ING Bank has done the strategising and says it still expects a September rate hike but has considered a potential scenario whereby the Bank pauses in September.
"A pause isn't our base case, but we think investors are right to be thinking about one," says James Smith, Developed Markets Economist at ING Bank.
The Bank emphasised at its August policy update it was moving towards a policy that focuses not necessarily on the peak in interest rates, but the longevity of rates at elevated levels.
In short, it will be keen to ensure markets don't start raising bets on interest rate cuts in 2024.
The Bank of England will have watched the Federal Reserve's policy of skipping rate hikes to elongate its own hiking cycle, something that keeps bond yields elevated and financing conditions tight enough to keep inflation expectations at bay.
Contrast this strategy to the Reserve Bank of New Zealand which called a halt to its hiking cycle but has had to contend with rising market bets that it will be amongst the first to cut.

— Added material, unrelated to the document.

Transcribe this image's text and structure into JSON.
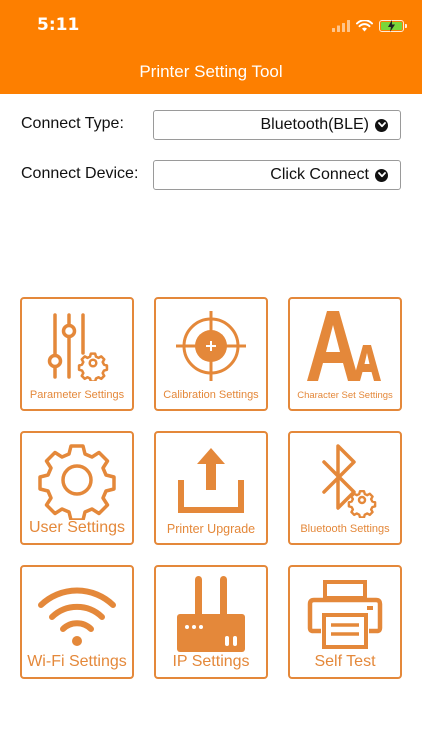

Note too how this stance has contributed to the New Zealand Dollar's underperformance.
Above: "Markets are pricing fewer rate cuts in the UK relative to the eurozone/US" - ING.
The Bank of England will want to avoid the RBNZ scenario and mimic the Fed by hinting at pauses in the rate hiking cycle while keenly fending off expectations for cuts.
"The Bank is likely to become less focused on how high rates need to go, and instead the central goal will increasingly be to keep market rates (with say two/three-year tenors) elevated long after it stops hiking," says Smith.
But there are also two important labour and inflation data releases between now and the September MPC that could sway the Bank into a hold.
ING's strategising has a pause being more likely if CPI inflation falls from 7.9% to around 6.7% in August and 6.3% in September and private sector wage growth falls from 7.7% to 7.2% in August and 6.9% in September.
ING's base case is however that the Bank hikes again in September and pauses in November as wage growth is likely to prove stubbornly elevated, falling to 6.0% by year-end.
"This is likely to become a central argument for keeping rates higher for longer," says Smith.
A November rate hike will meanwhile be unnecessary as inflation will continue to fall as the impact of retreating gas prices works its way through businesses and households, even weighing on the stubborn services inflation component.
"By November, we expect this story to be more evident, and we should have seen a further gradual improvement in worker supply. Not only that, but assuming both the Fed and ECB appear to have finished hiking by then, the Bank risks being the last hawk standing. Our base case is therefore that the Bank hikes again in September but that this marks the top of the tightening cycle," says Smith.